Horizontally scalable NoSQL systems are a viable alternative here. NoSQL stands for “Not only SQL” and describes data memories that use non-relational data models. Horizontal scalability means that these systems can be expanded by integrating additional hardware, in principle for unlimited amounts of data. Typical examples of NoSQL systems often use liberal licence models such as the Apache licence, meaning that they can be used for commercial purposes without the need to pay for a licence. Additionally, these systems place no special demands on the hardware used, which further reduces initial costs. NoSQL systems such as Apache Hadoop and related technologies therefore represent a low-cost way of storing and retrieving data volumes in the terabyte range.

Especially in the field of big data, choosing a suitable NoSQL database and an appropriate data model is of central importance because both play a vital role in the performance of the system as a whole. For NoSQL systems, this applies to both data input and data retrieval.

The choice of technology to be used and of the data model design is determined by the demands made on the system:

  • What data volumes and data rates must be imported?
  • What queries and evaluations will the data be used for?
  • What are the requirements with regard to query performance? Is the system a real-time system?

One key question is whether the system is intended to support predefined queries only or – using SQL, for example – should allow flexible queries.

The options when choosing the technology include allowing access to the data either by means of a known key only or also allowing queries of values of other attributes. In the first case, a system with the semantics of a distributed hash map such as Apache HBase is suitable, in the second an in-memory analytics solution such as Apache Spark. If the data is to be used primarily for linking data, a graph database should be considered.

In a big data system the data is stored in denormalized form for performance reasons. That means that all data relevant to a query outcome should be stored as a group. This is because join operations require a great deal of resources and time. The type of queries planned is therefore crucial for the data model design. For example, the attributes that appear chiefly as parameters in the queries should be used as key attributes. This is also the reason why the data model often has to be extended when new queries are added, to ensure that they are carried out effectively and that data engineering tasks continually arise even after the data has been imported.

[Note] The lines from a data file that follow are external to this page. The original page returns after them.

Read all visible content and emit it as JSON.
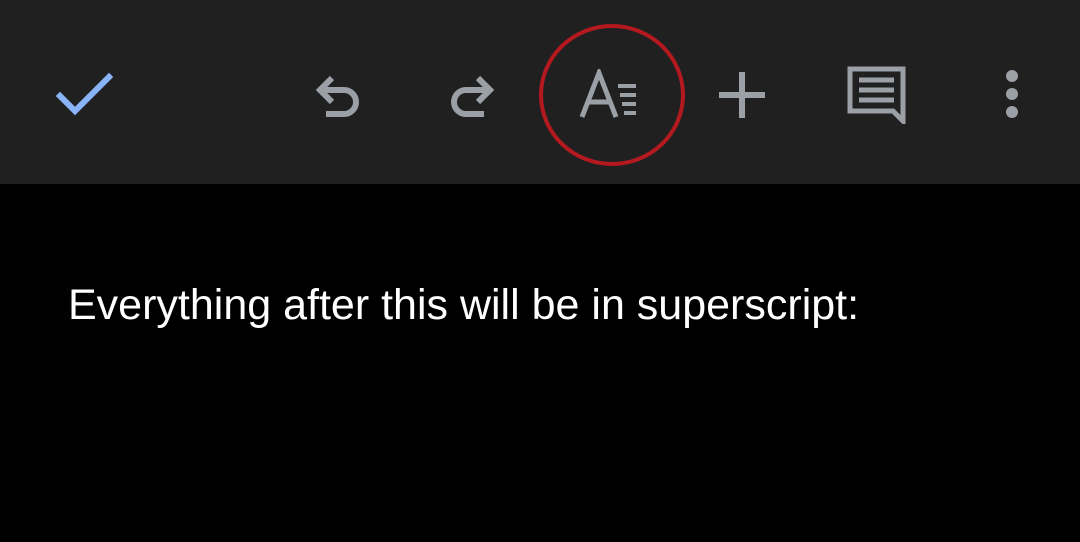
{
  "toolbar": {
    "buttons": [
      {
        "name": "done",
        "icon": "checkmark-icon",
        "color": "#8ab4f8"
      },
      {
        "name": "undo",
        "icon": "undo-icon",
        "color": "#9aa0a6"
      },
      {
        "name": "redo",
        "icon": "redo-icon",
        "color": "#9aa0a6"
      },
      {
        "name": "text-format",
        "icon": "text-format-icon",
        "color": "#9aa0a6",
        "highlighted": true,
        "highlight_color": "#b3191f"
      },
      {
        "name": "insert",
        "icon": "plus-icon",
        "color": "#9aa0a6"
      },
      {
        "name": "comment",
        "icon": "comment-icon",
        "color": "#9aa0a6"
      },
      {
        "name": "more-options",
        "icon": "vertical-dots-icon",
        "color": "#9aa0a6"
      }
    ]
  },
  "document": {
    "body_text": "Everything after this will be in superscript:"
  },
  "colors": {
    "toolbar_bg": "#202020",
    "page_bg": "#000000",
    "text": "#ffffff"
  }
}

RISC Software GmbH has amassed over ten years of expertise in the field of open-source NoSQL databases, making the company a reliable partner for consultancy and implementation when it comes to introducing or expanding a solid database, regardless of the area of application.

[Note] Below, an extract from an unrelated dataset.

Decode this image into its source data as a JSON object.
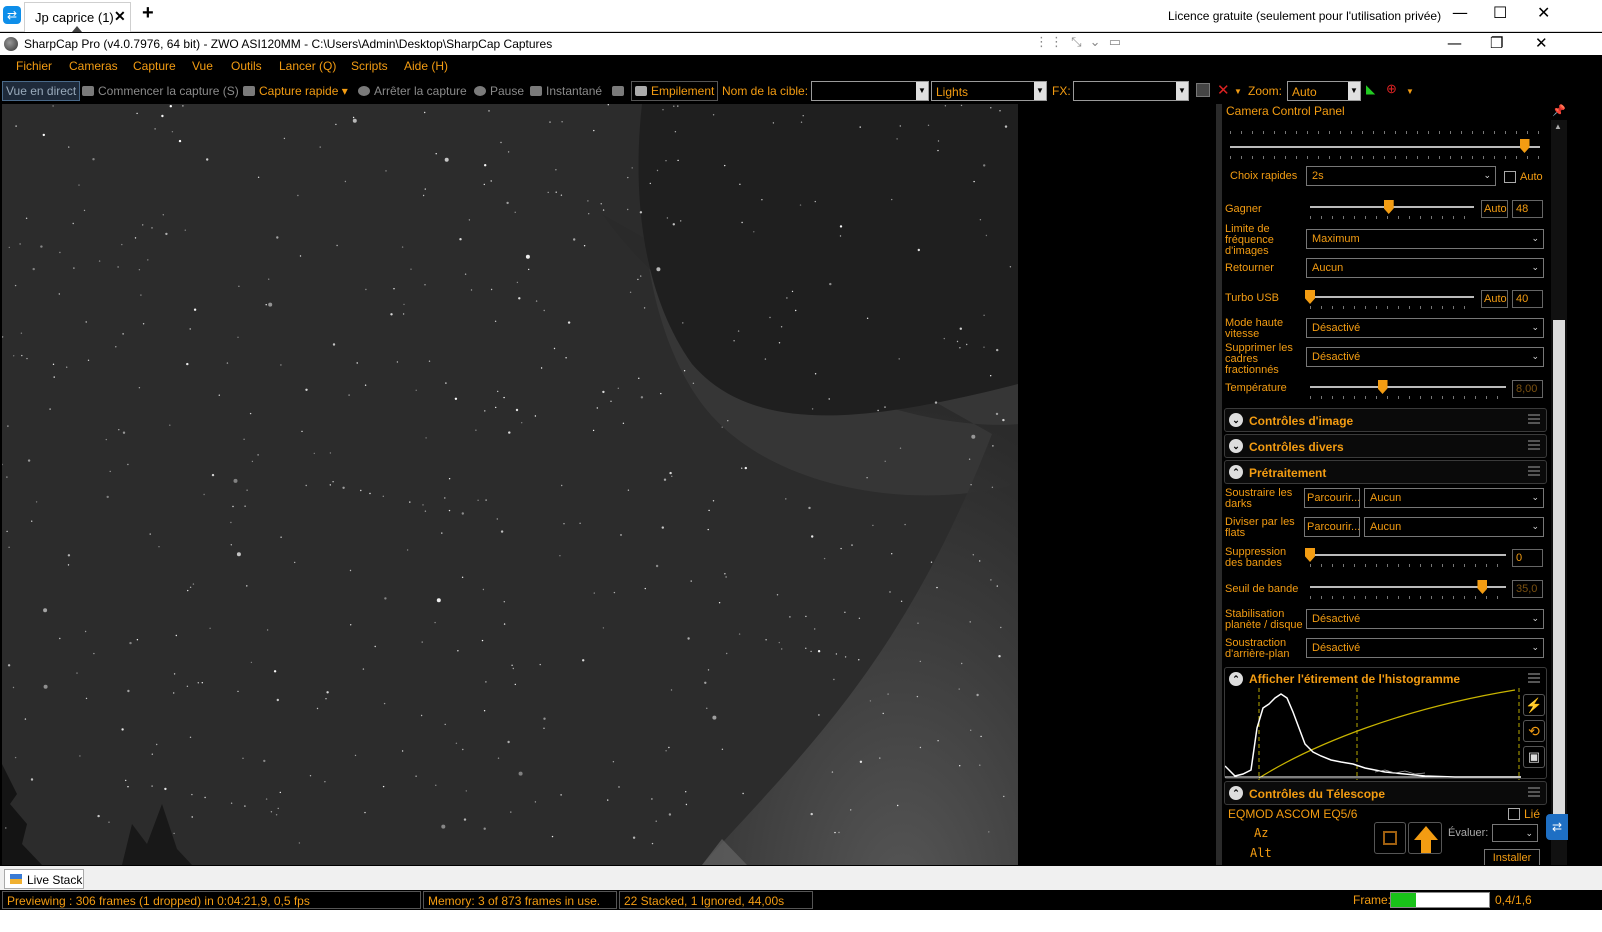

References

1 Blasch, Erik & Sung, James & Nguyen, Tao & Daniel, Chandra & Mason, Alisa. (2019). Artificial Intelligence Strategies for National Security and Safety Standards.

2 Abraham Maslow: A Theory of Human Motivation. In Psychological Review. 1943, Vol. 50 #4, pp. 370–396.

Use cases for data engineering

  • Use case 1: In-company data integration

Data from various sources can be collated and used effectively in an integrated data model

  • Use case 2: Data preparation for AI / ML

Data engineering methods can serve to make a large amount of consistent and complete data available for AI and ML training

  • Use case 3: Transformation of the data model to improve understanding of the data

Data engineering can significantly increase understanding of the data by adapting the data model to make it better suited to the use case. One example of this might be the introduction of a graph database.

  • Use case 4: Improved (faster) data use

By adapting data storage and the data model, data engineering can help to considerably speed up interactive queries.

Image credits:

  • Photo: © istock/metamorworks
  • Graphics: © RISC Software GmbH, reproduction free of charge